From a somewhat skeptical position we also referenced The big question is, does the Shroud really bear the image of Jesus?
Therefore, we have taken the time to examine the ‘for’ and ‘against’ cases based upon both scientific and biblical evidence.
This review depends heavily on two recent books, both of which argue for the authenticity of the Shroud.
Furthermore, Jesus was buried with seventy-five pounds of extremely sticky spices, according to John , whereas the Shroud shows no signs of them.There is no ‘paper trail’ that gives us a clear chain of custody and it cannot be known that earlier objects with similar claims (e.g. Manufacturing: It is possible that the image on the Shroud was formed by common biochemical reactions called Maillard reactions.But, even if the Shroud was once wrapped around a human body, this would preclude the body of Jesus because these reactions are associated with decomposition.Here we present our view on the authenticity of the Shroud.Due to several lines of evidence, we think that the Shroud of Turin is not the authentic burial cloth of Jesus Christ: Bible: Our conclusions are primarily based on the biblical evidence, namely that according to John and John 20:7 the Jewish custom was to bury their dead using several cloths, not just one.

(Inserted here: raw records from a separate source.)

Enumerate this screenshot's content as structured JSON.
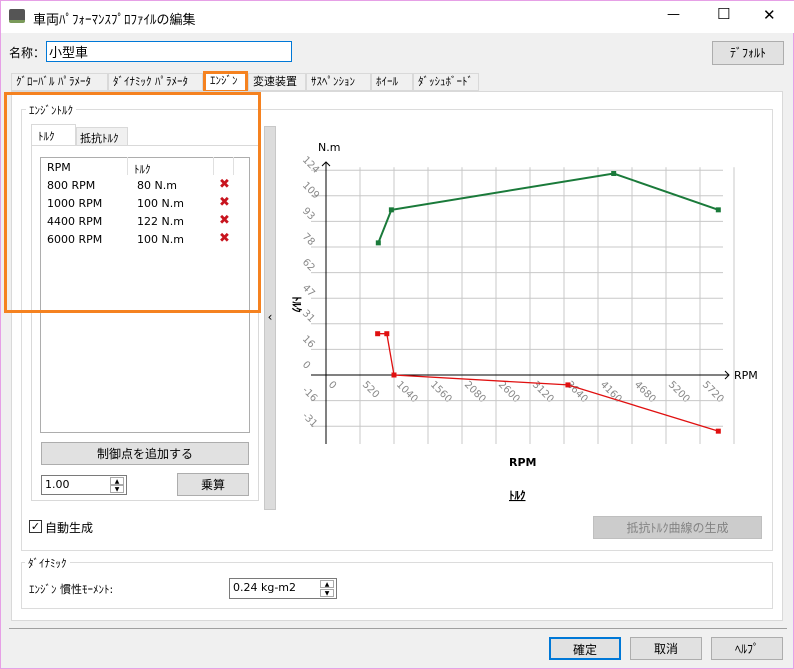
{
  "window": {
    "title": "車両ﾊﾟﾌｫｰﾏﾝｽﾌﾟﾛﾌｧｲﾙの編集",
    "minimize": "—",
    "maximize": "☐",
    "close": "✕"
  },
  "name_label": "名称：",
  "name_value": "小型車",
  "default_button": "ﾃﾞﾌｫﾙﾄ",
  "tabs": [
    "ｸﾞﾛｰﾊﾞﾙ ﾊﾟﾗﾒｰﾀ",
    "ﾀﾞｲﾅﾐｯｸ ﾊﾟﾗﾒｰﾀ",
    "ｴﾝｼﾞﾝ",
    "変速装置",
    "ｻｽﾍﾟﾝｼｮﾝ",
    "ﾎｲｰﾙ",
    "ﾀﾞｯｼｭﾎﾞｰﾄﾞ"
  ],
  "active_tab": "ｴﾝｼﾞﾝ",
  "highlight_color": "#f58220",
  "engine_torque": {
    "group_label": "ｴﾝｼﾞﾝﾄﾙｸ",
    "subtabs": [
      "ﾄﾙｸ",
      "抵抗ﾄﾙｸ"
    ],
    "columns": [
      "RPM",
      "ﾄﾙｸ"
    ],
    "rows": [
      {
        "rpm": "800 RPM",
        "torque": "80 N.m"
      },
      {
        "rpm": "1000 RPM",
        "torque": "100 N.m"
      },
      {
        "rpm": "4400 RPM",
        "torque": "122 N.m"
      },
      {
        "rpm": "6000 RPM",
        "torque": "100 N.m"
      }
    ],
    "add_point_button": "制御点を追加する",
    "multiplier_value": "1.00",
    "multiply_button": "乗算",
    "collapse_glyph": "‹"
  },
  "auto_generate": {
    "label": "自動生成",
    "checked": true
  },
  "resist_curve_button": "抵抗ﾄﾙｸ曲線の生成",
  "dynamic": {
    "group_label": "ﾀﾞｲﾅﾐｯｸ",
    "inertia_label": "ｴﾝｼﾞﾝ 慣性ﾓｰﾒﾝﾄ:",
    "inertia_value": "0.24 kg-m2"
  },
  "footer": {
    "ok": "確定",
    "cancel": "取消",
    "help": "ﾍﾙﾌﾟ"
  },
  "chart_data": {
    "type": "line",
    "title": "ﾄﾙｸ",
    "xlabel": "RPM",
    "ylabel": "ﾄﾙｸ",
    "y_unit": "N.m",
    "x_axis_end_label": "RPM",
    "xlim": [
      0,
      6240
    ],
    "ylim": [
      -40,
      124
    ],
    "x_ticks": [
      "0",
      "520",
      "1040",
      "1560",
      "2080",
      "2600",
      "3120",
      "3640",
      "4160",
      "4680",
      "5200",
      "5720"
    ],
    "x_tick_values": [
      0,
      520,
      1040,
      1560,
      2080,
      2600,
      3120,
      3640,
      4160,
      4680,
      5200,
      5720
    ],
    "y_ticks": [
      "124",
      "109",
      "93",
      "78",
      "62",
      "47",
      "31",
      "16",
      "0",
      "-16",
      "-31"
    ],
    "y_tick_values": [
      124,
      108.5,
      93,
      77.5,
      62,
      46.5,
      31,
      15.5,
      0,
      -15.5,
      -31
    ],
    "grid": true,
    "series": [
      {
        "name": "ﾄﾙｸ",
        "color": "#1a7a3a",
        "points": [
          [
            800,
            80
          ],
          [
            1000,
            100
          ],
          [
            4400,
            122
          ],
          [
            6000,
            100
          ]
        ]
      },
      {
        "name": "抵抗ﾄﾙｸ",
        "color": "#e01010",
        "points": [
          [
            790,
            25
          ],
          [
            930,
            25
          ],
          [
            1040,
            0
          ],
          [
            3700,
            -6
          ],
          [
            6000,
            -34
          ]
        ]
      }
    ]
  }
}
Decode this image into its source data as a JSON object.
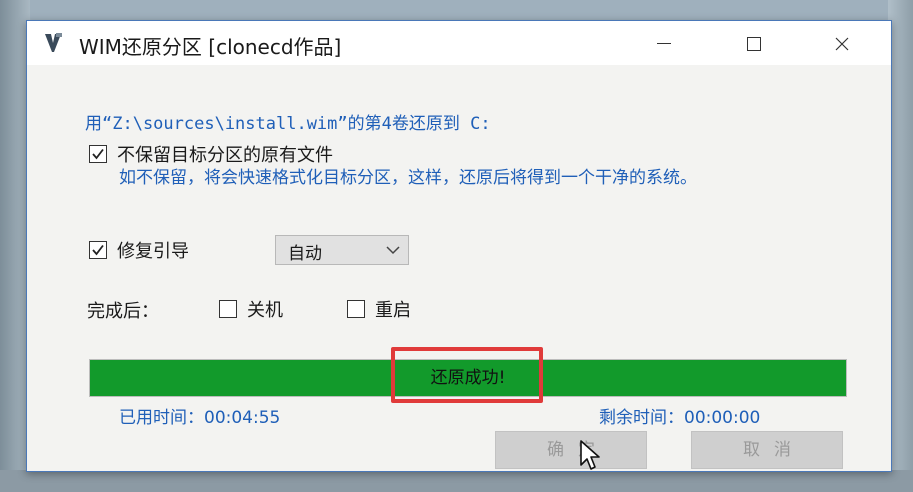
{
  "window": {
    "title": "WIM还原分区 [clonecd作品]",
    "description": "用“Z:\\sources\\install.wim”的第4卷还原到 C:"
  },
  "format_option": {
    "label": "不保留目标分区的原有文件",
    "checked": true,
    "hint": "如不保留，将会快速格式化目标分区，这样，还原后将得到一个干净的系统。"
  },
  "repair_boot": {
    "label": "修复引导",
    "checked": true,
    "mode_selected": "自动"
  },
  "after_complete": {
    "label": "完成后：",
    "shutdown_label": "关机",
    "shutdown_checked": false,
    "restart_label": "重启",
    "restart_checked": false
  },
  "progress": {
    "status": "还原成功!",
    "fraction": 1.0,
    "bar_color": "#129a2b"
  },
  "times": {
    "elapsed": "已用时间：00:04:55",
    "remaining": "剩余时间：00:00:00"
  },
  "buttons": {
    "ok_label": "确定",
    "cancel_label": "取消"
  },
  "colors": {
    "accent_text": "#1f5fb8",
    "highlight": "#e03a3a"
  },
  "icons": {
    "app": "app-icon",
    "minimize": "minimize-icon",
    "maximize": "maximize-icon",
    "close": "close-icon",
    "check": "checkmark-icon",
    "dropdown": "chevron-down-icon",
    "cursor": "mouse-cursor-icon"
  }
}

However, despite their attempted re-evaluation of the radiocarbon dates, the only conclusion one can draw from them is that the Shroud is not 2,000 years old.